The workshop aims to highlight advancements to event-driven and data-driven models of computation for extreme scale computing, as well as parallel and distributed computing for high-performance computing. It also aims at fostering exchanges between dataflow practitioners, both at the theoretical and practical levels.

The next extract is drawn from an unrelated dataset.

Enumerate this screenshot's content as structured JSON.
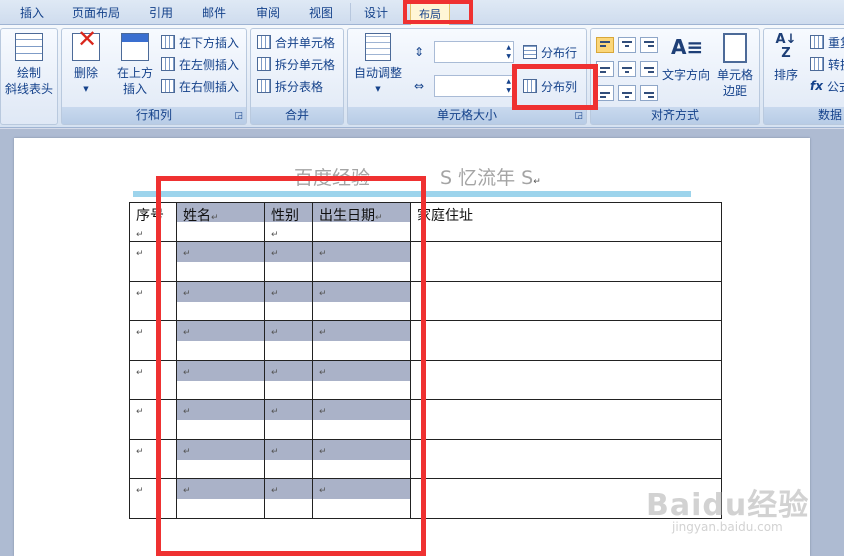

With the advent of true many-core systems, it has become unreasonable to solely rely on control-based parallel models of computation to achieve high scalability. Dataflow-inspired models of computation, once discarded by the sequential programming crowd, are once again considered serious contenders to help increase programmability, performance, and scalability in highly parallel and extreme scale systems, but also power and energy efficiency, as they (at least partially) relieve the parallel application programmer from performing tedious and perilous synchronization bookkeeping, but also provide clear scheduling points for the system software and hardware. However to reach such high scalability levels, extreme scale systems rely on heterogeneity, hierarchical memory subsystems, etc. Meanwhile, legacy programming and execution models, such as MPI and OpenMP, add asynchronous and data-driven constructs to their models, all the while trying to take into account the very complex hardware targeted by parallel applications. Consequently, programming and execution models, trying to combine both legacy control flow-based and data flow-based aspects of computing, have also become increasingly complex to handle. Developing new models and their implementation, from the application programmer level, to the system level, down to the hardware level is key to provide better data- and event-driven systems which can efficiently exploit the wealth of diversity that composes current high-performance systems, for extreme scale parallel computing. To this end, the whole stack, from the application programming interface down to the hardware must be investigated for programmability, performance, scalability, energy and power efficiency, as well as resiliency and fault-tolerance.